All posts filed under: Across the Spectrum

Convergence

For the neurodivergent parents of neurodivergent kids I didn’t come here to tell you I love my kids. I came here to suck and spit venom. Have you ever looked down to see an arrow of your own making sticking out of your chest? That’s the job. I drag myself to the edge of the battlefield to pull these arrows out through the other side. I have been paying myself first, but honestly? I am hanging on by a tenuous spider’s thread. My responsibilities have sucked all the stone out of my bones and the meat from my muscles; Brittle I scrape across the ground; spite and stubbornness are the heaviest things I can carry are what hold me to the ground. The only fuel I have to toss into this engine is the compressed mineral of rage. Because there is nowhere to put this! Because I get shocked snatching you back from live wires Because I had to jump on the grenade you unlocked Because you start fights that I have to finish Because …

Morning Autumn

Mornings in the fall are subtle reminders that how things begin isn’t always how it ends. As the sun rises the frost thins, the leaves fall gracefully in silence, making a nest of colors beneath, unwilling to decay. Motherhood is like spring. We envision flowers blooming as our womb expands like accordions ready to sing. We guess the lyrics of the song and dance in the illusion of all the unknowns. We live in the symphony and speed past the breaks. That is the fallacy of dreams. Craving the touch of sun rays while leaping the sweat, wrinkles, and burns. We love to laugh but dislike laugh lines. We want the goodness without the mess. Being a mother to a diverse child is like Autumn. The third season that was thought of last. An ambivalence of slow mornings with unpredictable afternoons. We don’t call it fall because our children are not a decay. They are the transition between the two seasons most people skip, think of last. Everyone focuses on the beginning or the end of the story. The rising and falling action are …

depressions of symptom

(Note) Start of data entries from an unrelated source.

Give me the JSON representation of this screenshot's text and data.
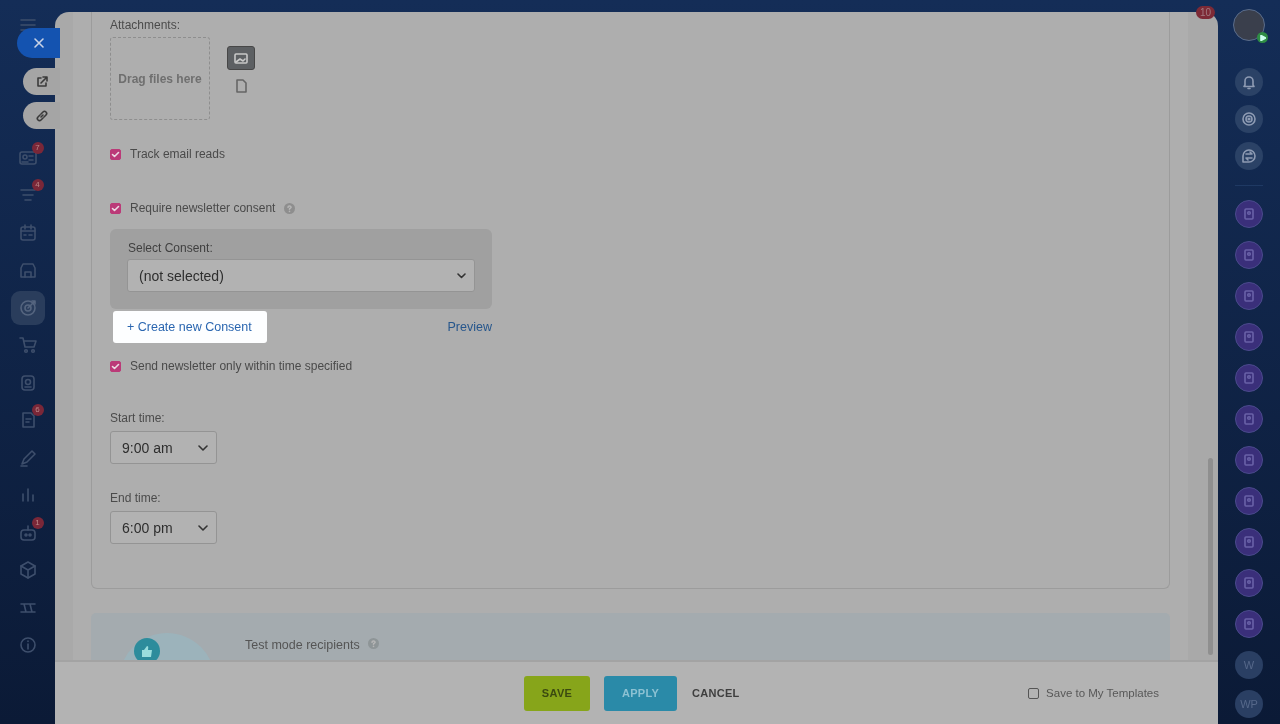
{
  "left_nav": {
    "items": [
      {
        "kind": "card",
        "badge": "7",
        "selected": false
      },
      {
        "kind": "filter",
        "badge": "4",
        "selected": false
      },
      {
        "kind": "calendar",
        "selected": false
      },
      {
        "kind": "store",
        "selected": false
      },
      {
        "kind": "target",
        "selected": true
      },
      {
        "kind": "cart",
        "selected": false
      },
      {
        "kind": "contact",
        "selected": false
      },
      {
        "kind": "tasks",
        "badge": "6",
        "selected": false
      },
      {
        "kind": "pen",
        "selected": false
      },
      {
        "kind": "chart",
        "selected": false
      },
      {
        "kind": "robot",
        "badge": "1",
        "selected": false
      },
      {
        "kind": "box",
        "selected": false
      },
      {
        "kind": "sites",
        "selected": false
      },
      {
        "kind": "info",
        "selected": false
      }
    ]
  },
  "right_nav": {
    "notification_count": "10",
    "contacts": [
      {
        "kind": "contact"
      },
      {
        "kind": "contact"
      },
      {
        "kind": "contact"
      },
      {
        "kind": "contact"
      },
      {
        "kind": "contact"
      },
      {
        "kind": "contact"
      },
      {
        "kind": "contact"
      },
      {
        "kind": "contact"
      },
      {
        "kind": "contact"
      },
      {
        "kind": "contact"
      },
      {
        "kind": "contact"
      },
      {
        "kind": "initials",
        "text": "W"
      },
      {
        "kind": "initials",
        "text": "WP"
      }
    ]
  },
  "form": {
    "attachments_label": "Attachments:",
    "dropzone_text": "Drag files here",
    "track_reads": {
      "label": "Track email reads",
      "checked": true
    },
    "consent": {
      "label": "Require newsletter consent",
      "checked": true,
      "select_label": "Select Consent:",
      "select_value": "(not selected)",
      "create_button": "+ Create new Consent",
      "preview_link": "Preview"
    },
    "time_limit": {
      "label": "Send newsletter only within time specified",
      "checked": true
    },
    "start_time": {
      "label": "Start time:",
      "value": "9:00 am"
    },
    "end_time": {
      "label": "End time:",
      "value": "6:00 pm"
    }
  },
  "test_mode": {
    "label": "Test mode recipients"
  },
  "footer": {
    "buttons": [
      {
        "kind": "save",
        "label": "SAVE"
      },
      {
        "kind": "apply",
        "label": "APPLY"
      },
      {
        "kind": "cancel",
        "label": "CANCEL"
      }
    ],
    "save_template": {
      "label": "Save to My Templates",
      "checked": false
    }
  }
}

If I ever become an acclaimed writer, I’d worry about the interviews because I don’t know many words. I don’t speak well. The interviewer might ask me about motherhood. I don’t know what I’d say because I don’t mother well. I stay in bed until it’s time for my child to eat and bathe. I tell them to eat and bathe from my bed. Doorbell eviction bell baby wipe showers. sheetsmattressconcaveprison. thesheetsrecyclemystink. sheetsdriedmenstruation. thesheetsaremyplate. Mush inside chrysalis, I hope. Thanks for reading! If you enjoy Raising Mothers, please consider becoming a sustaining member to help us remain ad-free. Invest in amplifying the voices of Black, Asian, Latine(x), Indigenous and other parents of color at our many intersections. Tiers start at $5/month and reflect your financial comfort. 

Our Journey to an Autism Diagnosis

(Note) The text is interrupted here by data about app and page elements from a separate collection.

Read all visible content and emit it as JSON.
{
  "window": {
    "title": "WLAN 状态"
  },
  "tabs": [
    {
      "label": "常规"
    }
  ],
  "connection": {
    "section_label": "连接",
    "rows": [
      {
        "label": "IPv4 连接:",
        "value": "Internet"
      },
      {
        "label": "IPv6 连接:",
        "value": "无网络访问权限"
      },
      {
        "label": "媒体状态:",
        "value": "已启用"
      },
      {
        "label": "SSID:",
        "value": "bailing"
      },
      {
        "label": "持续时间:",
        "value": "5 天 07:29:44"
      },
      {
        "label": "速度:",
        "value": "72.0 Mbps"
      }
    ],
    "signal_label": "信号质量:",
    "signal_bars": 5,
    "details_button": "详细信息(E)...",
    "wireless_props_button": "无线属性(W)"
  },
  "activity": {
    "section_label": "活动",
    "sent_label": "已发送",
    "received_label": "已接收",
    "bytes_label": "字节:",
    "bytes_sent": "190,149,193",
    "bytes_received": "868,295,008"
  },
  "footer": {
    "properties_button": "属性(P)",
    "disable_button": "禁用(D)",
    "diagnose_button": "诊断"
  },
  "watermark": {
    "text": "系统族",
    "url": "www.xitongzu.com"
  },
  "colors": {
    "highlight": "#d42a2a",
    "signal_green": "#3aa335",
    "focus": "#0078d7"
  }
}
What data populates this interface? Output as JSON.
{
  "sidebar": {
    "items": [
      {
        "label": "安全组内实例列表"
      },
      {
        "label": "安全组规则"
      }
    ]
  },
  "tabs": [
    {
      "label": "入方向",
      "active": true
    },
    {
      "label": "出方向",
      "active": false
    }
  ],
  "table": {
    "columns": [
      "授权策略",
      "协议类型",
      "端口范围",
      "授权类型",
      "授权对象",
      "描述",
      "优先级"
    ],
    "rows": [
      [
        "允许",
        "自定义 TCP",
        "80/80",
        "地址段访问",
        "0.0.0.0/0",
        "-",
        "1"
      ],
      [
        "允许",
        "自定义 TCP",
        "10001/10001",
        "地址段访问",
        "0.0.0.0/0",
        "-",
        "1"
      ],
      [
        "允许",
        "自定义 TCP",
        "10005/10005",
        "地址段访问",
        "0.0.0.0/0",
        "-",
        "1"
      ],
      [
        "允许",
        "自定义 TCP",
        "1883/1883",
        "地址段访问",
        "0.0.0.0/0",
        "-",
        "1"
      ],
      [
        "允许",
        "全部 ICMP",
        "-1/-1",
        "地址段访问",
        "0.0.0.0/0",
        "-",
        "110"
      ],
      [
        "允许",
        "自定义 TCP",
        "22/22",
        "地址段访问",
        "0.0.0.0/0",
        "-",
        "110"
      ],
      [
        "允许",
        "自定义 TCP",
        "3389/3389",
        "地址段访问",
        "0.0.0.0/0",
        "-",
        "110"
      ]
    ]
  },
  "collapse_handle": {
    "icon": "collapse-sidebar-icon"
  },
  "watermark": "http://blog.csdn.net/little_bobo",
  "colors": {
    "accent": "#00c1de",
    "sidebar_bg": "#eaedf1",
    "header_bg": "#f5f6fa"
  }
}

When my son Miyka-EL, affectionately known by his middle name Elijah, was born nearly 25 years ago, I did not know that he would be diagnosed with a lifelong neurodevelopmental disorder that would shape our lives in so many ways. Going into labor at only six months into my pregnancy, Elijah, my miracle baby, was born at 24 weeks and weighed only 1lb 6oz. Elijah was so small he could fit in the palm of your hand. Unbeknownst to me, there was another conversation happening among the doctors and nurses. One doctor who examined my baby eventually broke the huddle and talked to me. He discussed how babies my son’s size didn’t have a significant chance of surviving.  The doctor asked if I wanted to hold my son in my arms until he died or if the team of doctors should continue to work on him. At that moment, my tears dried, and I immediately felt a warm sensation over my body; I was beyond angry.  How dare he offer my son life or death.  …

The Broken Crystal Ball and The Zombie Killer

As a single woman, I walked through city streets, shopped at local stores, and strolled through Target, my eyes fixed on the red bullseye flyer advertising this week’s specials.  The piercing wail of an unruly child then abruptly interrupted my stroll down memory lane.  The crystal ball in my head once told me that when I have children, they will never behave this way.  Later that day, I sighed loudly at a parent who thought it was acceptable to bring their whiny kid to a movie and allow it to cry during the best part of the afternoon matinee.  A rubbing of the crystal ball, and I saw me and my immensely supportive husband guarding our child against any R-rated movies, home on a Friday night, enjoying family-friendly carpet picnics and Disney-inspired fun. But was my crystal ball broken all along? Now I am in Target with my three-year-old throwing a Titanic-sized tantrum. Who is this kid that is taking me to task with all 39 inches of his miniature frame? Where is the supportive …